    Hamlet is arguably the greatest drama ever written. The prince of Denmark, struggles with the recent death of his father and with his mother having married Claudius, his father’s brother and successor. Claudius is later revealed to have murdered Hamlet’s father. A visit from his father’s ghost spurs Hamlet to seek revenge. One of the most notable aspects of the play are Hamlet’s soliloquies, which beautifully express the character’s inner turmoil. "To be or not to be, that is the question."
  • Julius Caesar (c. 1599–1600)

    Julius Caesar (c. 1599–1600)
    In Shakespeare’s drama Caesar, the leader of Rome, is conspired against and eventually assassinated by his former republican allies, including his trusted friend Brutus. The play is famous for Mark Antony’s speech that begins “Friends, Romans, countrymen, lend me your ears.” The speech is one of the best-known of Shakespeare’s monologues.
  • Macbeth (1606-07)

    Macbeth (1606-07)
    Macbeth, tragedy in five acts by William Shakespeare, written sometime in 1606–07 and published in the First Folio of 1623 from a playbook or a transcript of one. Some portions of the original text are corrupted or missing from the published edition. The play is the shortest of Shakespeare’s tragedies, without diversions or subplots. It chronicles Macbeth’s seizing of power and subsequent destruction, both his rise and his fall the result of blind ambition.
  • Shakespeare Retires

    Shakespeare Retires
    In 1613 the Globe burned down and the same year Shakespeare retired from the London theatre world and returned to Stratford. He was in his late 40's. https://www.agecrofthall.org/single-post/the-final-years#:~:text=Shakespeare%20retired%20from%20writing%20around,to%20be%20a%20brief%20illness.
  • Shakespeare Dies

    Shakespeare Dies
    On April 23, 1616, English poet and playwright William Shakespeare died in his hometown of Stratford-upon-Avon at the age of fifty-two. His death occurred on or near his birthday (the exact date of his birth remains unknown), which may have been the source of a later legend that he fell ill and died after a night of heavy drinking with two other writers, Ben Jonson and Michael Drayton.
  • The First Folio is published

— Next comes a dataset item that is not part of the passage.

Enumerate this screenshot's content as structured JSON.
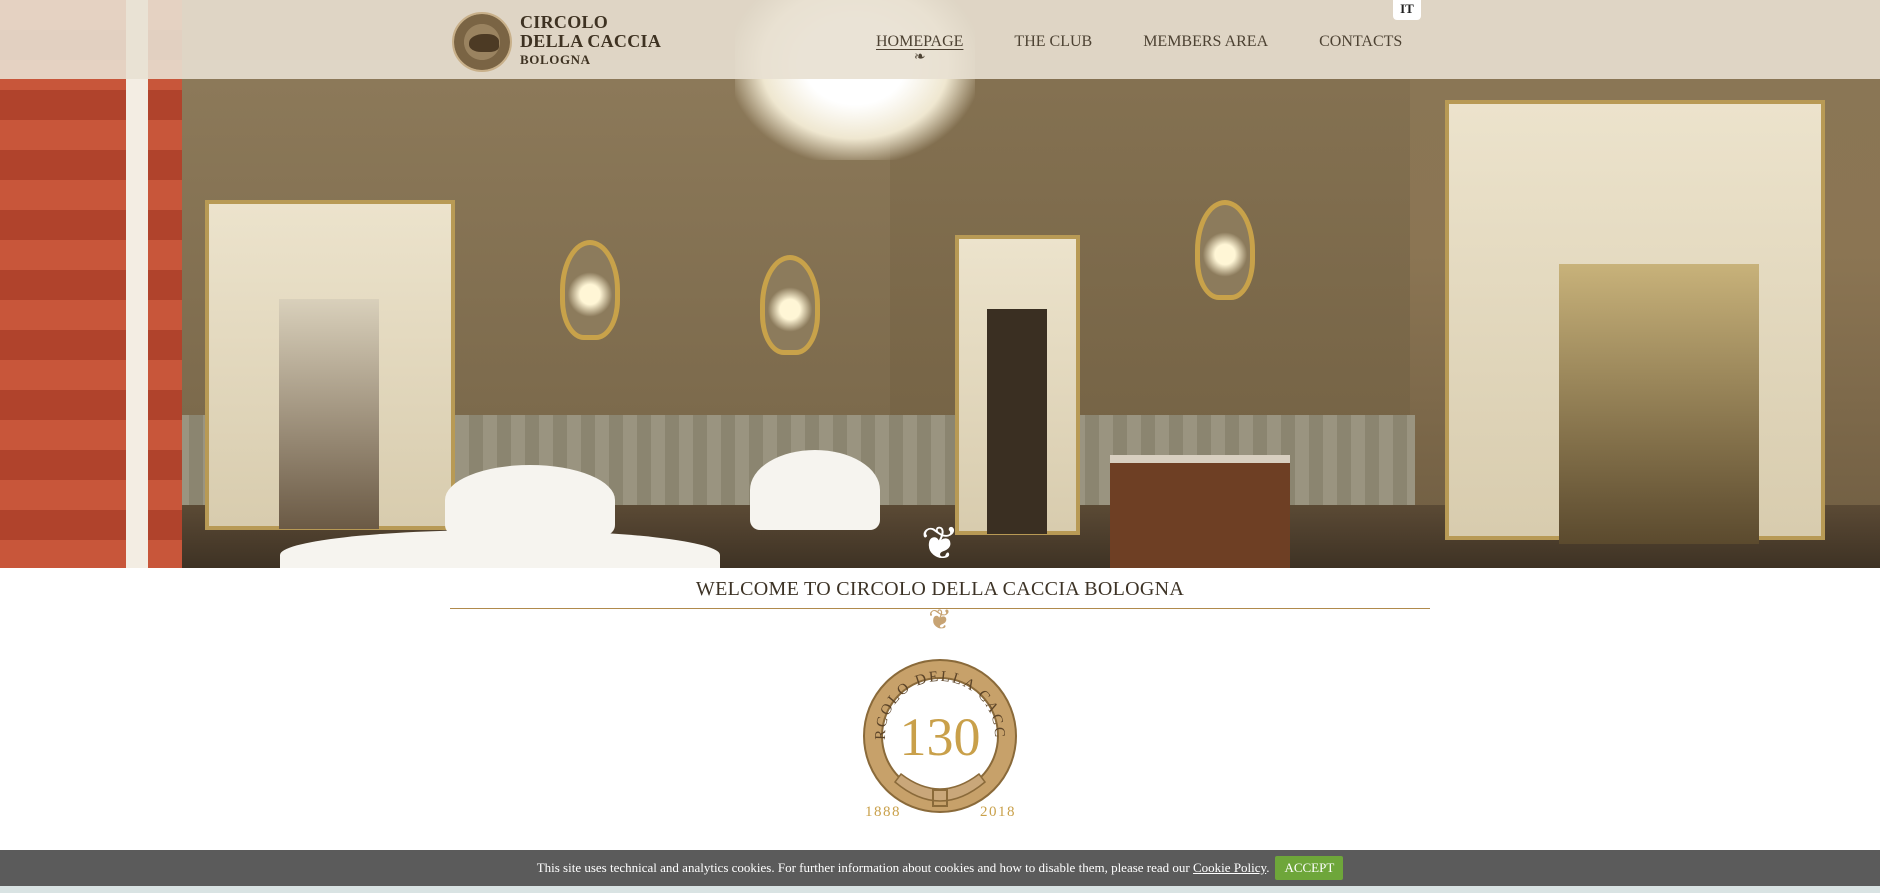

    The First Folio is published
    Shakespeare's comedies, histories, & tragedies: published according to the true original copies. The first collected edition of William Shakespeare’s plays is a celebrated volume known as the "First Folio." It is called a “Folio” because of the large-format size of the book. The folio is the first edition and sole source for all of Shakespeare's plays. It was prepared by Shakespeare's colleagues John Heminges and Henry Condell. https://en.wikipedia.org/wiki/First_Folio
  • Shakespeare movies?!?

    Shakespeare movies?!?
    The Lion King (Hamlet)
    The Lion King II: Simba's Pride (Romeo and Juliet)
    Ten Things I Hate About You (The Taming of the Shrew)
    The Tempest.
    Gnomeo & Juliet (Romeo and Juliet)
    Strange Magic (A Midsummer Night's Dream)
    The Lion King (2019) (Hamlet)
    West Side Story (Romeo and Juliet)
  • More Shakespeare Movies?!?

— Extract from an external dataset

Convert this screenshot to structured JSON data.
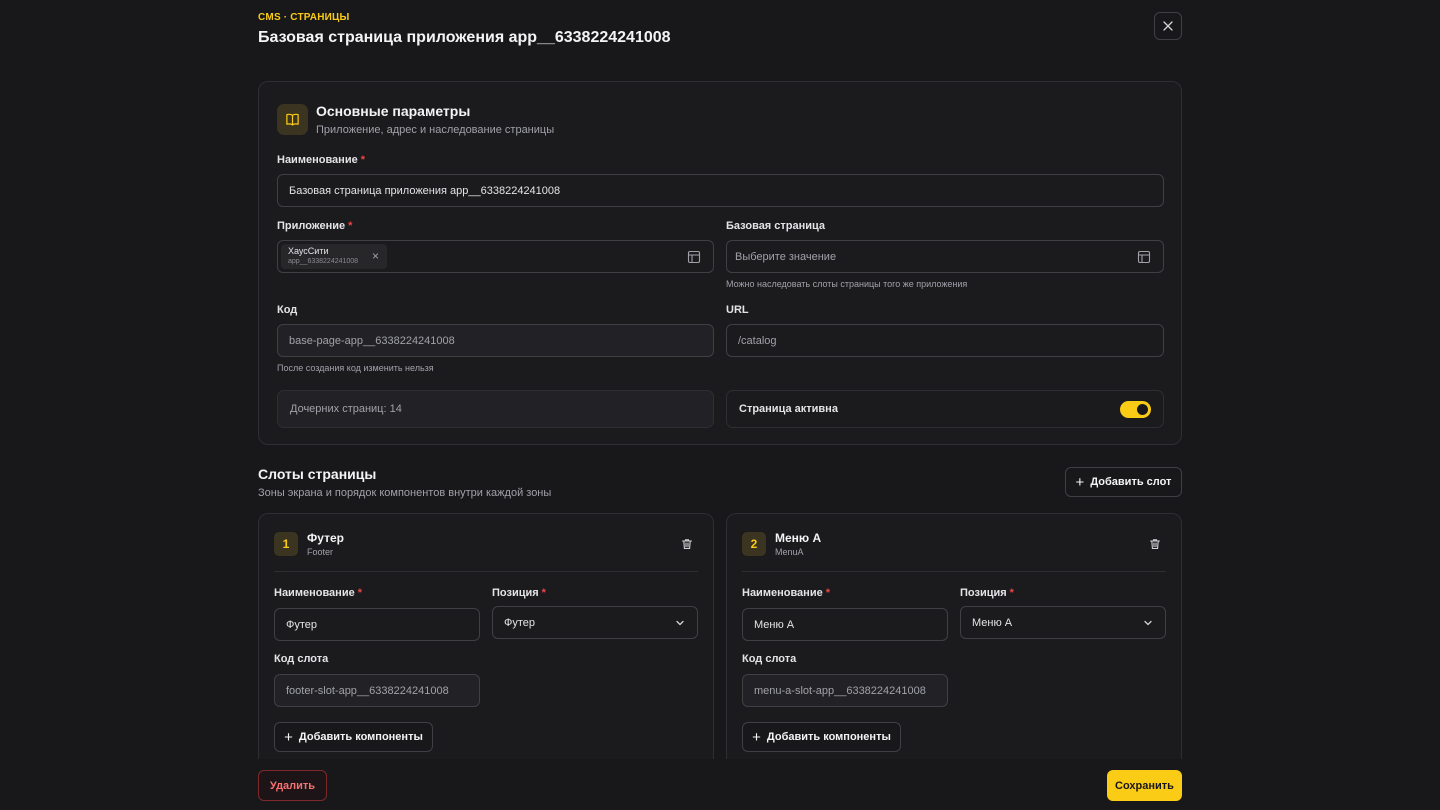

    More Shakespeare Movies?!?
    Let The Devil Wear Black (Hamlet)
    O (Othello)
    10 Things I Hate About You (The Taming of the Shrew)
    She's the Man (Twelfth Night)
    King of Texas (King Lear)
    A Thousand Acres (King Lear)
    Warm Bodies (Romeo and Juliet)
    My Own Private Idaho (Henry IV and Henry V)
    Big Business (The Comedy of Errors)
    Get Over It (A Midsummer Night's Dream)
    Men of Respect (Macbeth) https://www.radiotimes.com/movies/13-films-you-didnt-know-were-based-on-shakespeare-plays/
  • Words, words, words!

    Words, words, words!
    William Shakespeare used more than 20,000 words in his plays and poems, and his works provide the first recorded use of over 1,700 words in the English language. It is believed that he may have invented or introduced many of these words himself, often by combining words, changing nouns into verbs, adding prefixes or suffixes, and so on. Some words stuck around and some didn't.